One of the more minor changes was the addition of a deeply religious character, Peretta, who is deeply distrustful of the Overlords. While she could have had a bit more nuance, this was an interesting addition given Clarke's contention that the religious yearnings of humanity would quickly evaporate. This was a common view among scientific intelligentsia of the mid-20th century (and among some "new Atheists" today), but as I've said before I find it unlikely that religion is going away any time soon, mainly because religion doesn't simply serve the kind of quasi-scientific explanatory role that many irreligious people think it does.
Clarke's occasional descriptions of "savage races" may have been a product of his early 20th century British upbringing, but they're disappointing nonetheless in a novel that's otherwise so forward-thinking for 1953. For instance, Rodericks, one of the main characters, is black in the book, which for a white SF author in the 1950's was pretty progressive. The series features a black actor (Osy Ikhile) for this part, too. It's obvious that anxieties about being colonized by aliens are big on the list of SF themes, going all the way back to H. G. Wells. For more on colonialism as a theme in SF, read "Why Sci-Fi Keeps Imagining the Subjugation of White People." (Interesting connection: many years ago I sat in on a science fiction course with John Rieder, one of the authors discussed in this article).
The series somewhat downplays the obvious riffs on colonialism in Clarke's novel (maybe those were more salient in 1953); the series builds up the creepiness and distrust of the Overlords by having them tell the humans even less than they do in the book (we also only meet two Overlords in the series, whereas we meet a lot more in the book). Maybe this feeds into our post-Watergate distrust of government and authority more generally. If I hadn't read the book, I might have been led to believe that the Overlords were up to something nefarious, almost right up until the end. The series definitely plays up horror elements that are barely there in the book (there are some very Children of the Corn type moments with some of the kids). Probably the fact that the main Overlord, Karellen, is played by Charles Dance (Tywin Lannister on Game of Thrones) lends a sinister quality to the whole affair, although I thought he did a great job of being ambiguously beneficent.
Aside from some interesting thoughts on utopia, the Big Ideas stuff that makes Clarke one of my favorite SF writers really comes in at the end. I don't want to be too spoilery, but we do learn what the Overlords have been doing and who they work for, which prompts some of Clarke's patented Deep Thoughts on Our Place in the Universe (this is the guy who wrote 2001: A Space Odyssey, after all). This is much more clearly explained in the book than in the series. If I hadn't recently read the book, I'm not sure I would have understood the ending of the series. Also, the deep melancholy of the Overlords doesn't come out as clearly in the series. I was thrilled, however, that the ending was more-or-less the same, something I was most worried would be turned lame on TV. Some find the ending depressing or bleak; I find it hopeful and liberating. It also encourages some thought on the relations between parents and children: our children often become more than we can imagine, and that's a good thing.

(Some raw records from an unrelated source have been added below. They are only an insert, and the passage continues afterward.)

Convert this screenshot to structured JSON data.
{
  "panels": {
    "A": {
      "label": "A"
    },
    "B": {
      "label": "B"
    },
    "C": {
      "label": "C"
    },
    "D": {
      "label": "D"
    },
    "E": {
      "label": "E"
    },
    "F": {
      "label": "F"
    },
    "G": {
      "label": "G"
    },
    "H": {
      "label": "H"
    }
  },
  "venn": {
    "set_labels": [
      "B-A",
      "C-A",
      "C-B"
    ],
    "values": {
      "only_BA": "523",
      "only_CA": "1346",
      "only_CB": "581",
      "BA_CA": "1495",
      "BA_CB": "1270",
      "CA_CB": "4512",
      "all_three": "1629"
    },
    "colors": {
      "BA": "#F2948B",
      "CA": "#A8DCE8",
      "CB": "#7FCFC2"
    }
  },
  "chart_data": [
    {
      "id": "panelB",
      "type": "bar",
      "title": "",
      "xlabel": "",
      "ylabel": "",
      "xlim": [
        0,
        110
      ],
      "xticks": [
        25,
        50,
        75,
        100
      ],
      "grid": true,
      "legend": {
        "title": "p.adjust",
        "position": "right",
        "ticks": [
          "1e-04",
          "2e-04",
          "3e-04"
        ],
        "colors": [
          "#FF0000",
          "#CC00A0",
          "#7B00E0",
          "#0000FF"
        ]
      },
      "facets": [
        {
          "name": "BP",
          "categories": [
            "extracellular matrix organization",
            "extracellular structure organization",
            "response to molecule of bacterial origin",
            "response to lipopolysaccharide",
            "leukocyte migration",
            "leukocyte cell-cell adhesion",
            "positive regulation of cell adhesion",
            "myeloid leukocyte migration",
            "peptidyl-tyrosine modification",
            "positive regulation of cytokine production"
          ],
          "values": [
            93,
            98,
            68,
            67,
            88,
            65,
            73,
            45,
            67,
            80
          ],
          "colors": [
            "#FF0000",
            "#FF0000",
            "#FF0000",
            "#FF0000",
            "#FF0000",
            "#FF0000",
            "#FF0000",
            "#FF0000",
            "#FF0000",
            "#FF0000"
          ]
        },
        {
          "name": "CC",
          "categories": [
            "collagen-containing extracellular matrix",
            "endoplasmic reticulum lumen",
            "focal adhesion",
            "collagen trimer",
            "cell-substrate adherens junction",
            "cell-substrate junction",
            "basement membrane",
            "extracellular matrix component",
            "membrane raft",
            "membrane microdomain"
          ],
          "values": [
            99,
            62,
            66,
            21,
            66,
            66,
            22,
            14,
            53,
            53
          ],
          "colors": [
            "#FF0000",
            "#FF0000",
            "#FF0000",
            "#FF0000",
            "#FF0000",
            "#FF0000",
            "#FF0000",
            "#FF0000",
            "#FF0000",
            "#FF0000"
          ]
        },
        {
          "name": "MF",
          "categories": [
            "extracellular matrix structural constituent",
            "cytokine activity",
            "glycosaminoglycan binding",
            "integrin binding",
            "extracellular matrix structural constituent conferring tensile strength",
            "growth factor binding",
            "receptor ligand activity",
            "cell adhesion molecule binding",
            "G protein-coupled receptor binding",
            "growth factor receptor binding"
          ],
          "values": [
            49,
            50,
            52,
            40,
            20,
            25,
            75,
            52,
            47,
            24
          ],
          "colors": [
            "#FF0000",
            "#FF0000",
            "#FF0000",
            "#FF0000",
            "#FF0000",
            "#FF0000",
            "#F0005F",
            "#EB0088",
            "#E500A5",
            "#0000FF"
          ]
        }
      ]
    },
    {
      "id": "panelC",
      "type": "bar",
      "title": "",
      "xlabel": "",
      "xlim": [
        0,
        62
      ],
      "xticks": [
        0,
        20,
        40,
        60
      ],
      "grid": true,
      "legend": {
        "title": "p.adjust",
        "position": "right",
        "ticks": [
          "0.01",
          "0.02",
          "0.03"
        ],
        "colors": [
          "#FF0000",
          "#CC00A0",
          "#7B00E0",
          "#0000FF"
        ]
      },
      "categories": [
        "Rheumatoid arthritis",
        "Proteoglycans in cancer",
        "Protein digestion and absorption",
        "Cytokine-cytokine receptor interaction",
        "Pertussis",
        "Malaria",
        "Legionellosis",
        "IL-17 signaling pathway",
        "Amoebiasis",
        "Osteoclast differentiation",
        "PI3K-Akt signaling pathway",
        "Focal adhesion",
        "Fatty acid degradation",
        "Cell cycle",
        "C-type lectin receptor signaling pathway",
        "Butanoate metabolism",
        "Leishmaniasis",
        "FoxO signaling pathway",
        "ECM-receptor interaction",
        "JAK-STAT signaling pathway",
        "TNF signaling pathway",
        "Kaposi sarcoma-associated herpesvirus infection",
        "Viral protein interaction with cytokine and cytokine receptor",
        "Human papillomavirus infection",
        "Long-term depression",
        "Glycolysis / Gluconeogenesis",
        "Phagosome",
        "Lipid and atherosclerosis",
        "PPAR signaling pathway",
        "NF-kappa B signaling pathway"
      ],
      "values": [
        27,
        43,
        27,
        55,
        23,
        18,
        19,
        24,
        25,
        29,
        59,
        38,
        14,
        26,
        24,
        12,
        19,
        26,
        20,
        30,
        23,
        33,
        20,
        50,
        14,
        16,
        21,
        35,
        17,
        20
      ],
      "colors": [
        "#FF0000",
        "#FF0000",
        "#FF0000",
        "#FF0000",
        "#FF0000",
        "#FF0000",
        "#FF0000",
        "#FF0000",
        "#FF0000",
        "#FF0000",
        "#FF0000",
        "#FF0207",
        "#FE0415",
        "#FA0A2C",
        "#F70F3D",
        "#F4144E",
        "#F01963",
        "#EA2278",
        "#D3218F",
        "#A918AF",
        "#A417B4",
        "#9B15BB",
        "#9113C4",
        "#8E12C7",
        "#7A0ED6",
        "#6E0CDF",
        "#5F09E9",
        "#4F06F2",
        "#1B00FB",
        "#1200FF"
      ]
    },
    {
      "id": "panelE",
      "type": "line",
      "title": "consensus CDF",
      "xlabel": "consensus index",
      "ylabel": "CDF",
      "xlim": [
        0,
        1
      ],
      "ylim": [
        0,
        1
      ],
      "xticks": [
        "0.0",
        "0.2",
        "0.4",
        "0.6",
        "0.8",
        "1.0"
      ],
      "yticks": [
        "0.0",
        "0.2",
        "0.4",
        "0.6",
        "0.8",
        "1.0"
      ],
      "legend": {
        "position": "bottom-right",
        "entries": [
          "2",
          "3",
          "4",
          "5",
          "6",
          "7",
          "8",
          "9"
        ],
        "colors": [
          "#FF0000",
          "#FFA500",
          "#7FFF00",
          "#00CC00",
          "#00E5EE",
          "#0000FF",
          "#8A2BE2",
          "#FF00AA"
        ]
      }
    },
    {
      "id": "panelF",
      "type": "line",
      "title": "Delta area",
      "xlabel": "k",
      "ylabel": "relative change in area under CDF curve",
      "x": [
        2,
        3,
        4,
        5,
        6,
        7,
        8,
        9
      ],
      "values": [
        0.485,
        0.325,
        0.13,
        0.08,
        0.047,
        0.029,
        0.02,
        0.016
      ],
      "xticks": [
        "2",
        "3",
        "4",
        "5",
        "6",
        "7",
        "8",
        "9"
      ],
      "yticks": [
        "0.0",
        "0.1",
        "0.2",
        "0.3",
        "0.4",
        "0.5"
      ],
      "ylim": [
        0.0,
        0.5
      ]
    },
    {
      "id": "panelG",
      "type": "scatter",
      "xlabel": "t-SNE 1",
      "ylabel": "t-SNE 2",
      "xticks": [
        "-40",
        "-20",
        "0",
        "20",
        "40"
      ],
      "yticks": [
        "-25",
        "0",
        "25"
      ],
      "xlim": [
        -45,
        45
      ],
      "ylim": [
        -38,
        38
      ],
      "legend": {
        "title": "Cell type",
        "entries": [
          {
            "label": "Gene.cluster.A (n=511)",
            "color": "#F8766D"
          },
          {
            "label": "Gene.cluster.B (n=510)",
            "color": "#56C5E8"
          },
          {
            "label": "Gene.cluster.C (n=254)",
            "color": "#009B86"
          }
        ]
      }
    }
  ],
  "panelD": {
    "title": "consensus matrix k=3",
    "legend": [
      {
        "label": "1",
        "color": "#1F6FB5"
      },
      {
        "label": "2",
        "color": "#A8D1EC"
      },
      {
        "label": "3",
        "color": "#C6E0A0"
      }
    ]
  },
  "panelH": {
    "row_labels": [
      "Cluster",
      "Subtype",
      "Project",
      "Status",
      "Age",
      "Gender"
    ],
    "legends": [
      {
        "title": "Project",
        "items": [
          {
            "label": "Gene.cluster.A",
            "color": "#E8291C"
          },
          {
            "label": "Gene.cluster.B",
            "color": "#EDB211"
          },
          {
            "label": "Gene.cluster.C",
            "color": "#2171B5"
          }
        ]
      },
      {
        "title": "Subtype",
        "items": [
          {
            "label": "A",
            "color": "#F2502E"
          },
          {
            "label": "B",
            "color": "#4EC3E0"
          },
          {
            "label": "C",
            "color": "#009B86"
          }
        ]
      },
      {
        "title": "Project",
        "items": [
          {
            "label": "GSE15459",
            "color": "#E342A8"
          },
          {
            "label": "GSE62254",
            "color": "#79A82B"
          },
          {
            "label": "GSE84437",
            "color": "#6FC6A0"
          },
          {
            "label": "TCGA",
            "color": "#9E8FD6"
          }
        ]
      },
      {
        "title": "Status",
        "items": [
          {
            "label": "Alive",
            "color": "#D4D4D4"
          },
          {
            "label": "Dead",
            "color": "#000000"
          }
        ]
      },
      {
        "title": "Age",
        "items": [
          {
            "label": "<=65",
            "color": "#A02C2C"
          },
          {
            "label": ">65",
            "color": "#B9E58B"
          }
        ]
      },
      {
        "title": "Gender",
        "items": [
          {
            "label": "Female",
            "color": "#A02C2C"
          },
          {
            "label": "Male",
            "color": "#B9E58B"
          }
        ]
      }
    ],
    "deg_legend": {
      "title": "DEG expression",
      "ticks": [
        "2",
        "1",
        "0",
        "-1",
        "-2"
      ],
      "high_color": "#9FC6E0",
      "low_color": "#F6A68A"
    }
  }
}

So my final verdict: this isn't a perfect adaptation, but it's not bad, and it could have been a lot worse. I strongly recommend reading the novel in conjunction with the series for a deeper, more satisfying experience. You can watch Childhood's End online for free at SyFy.com.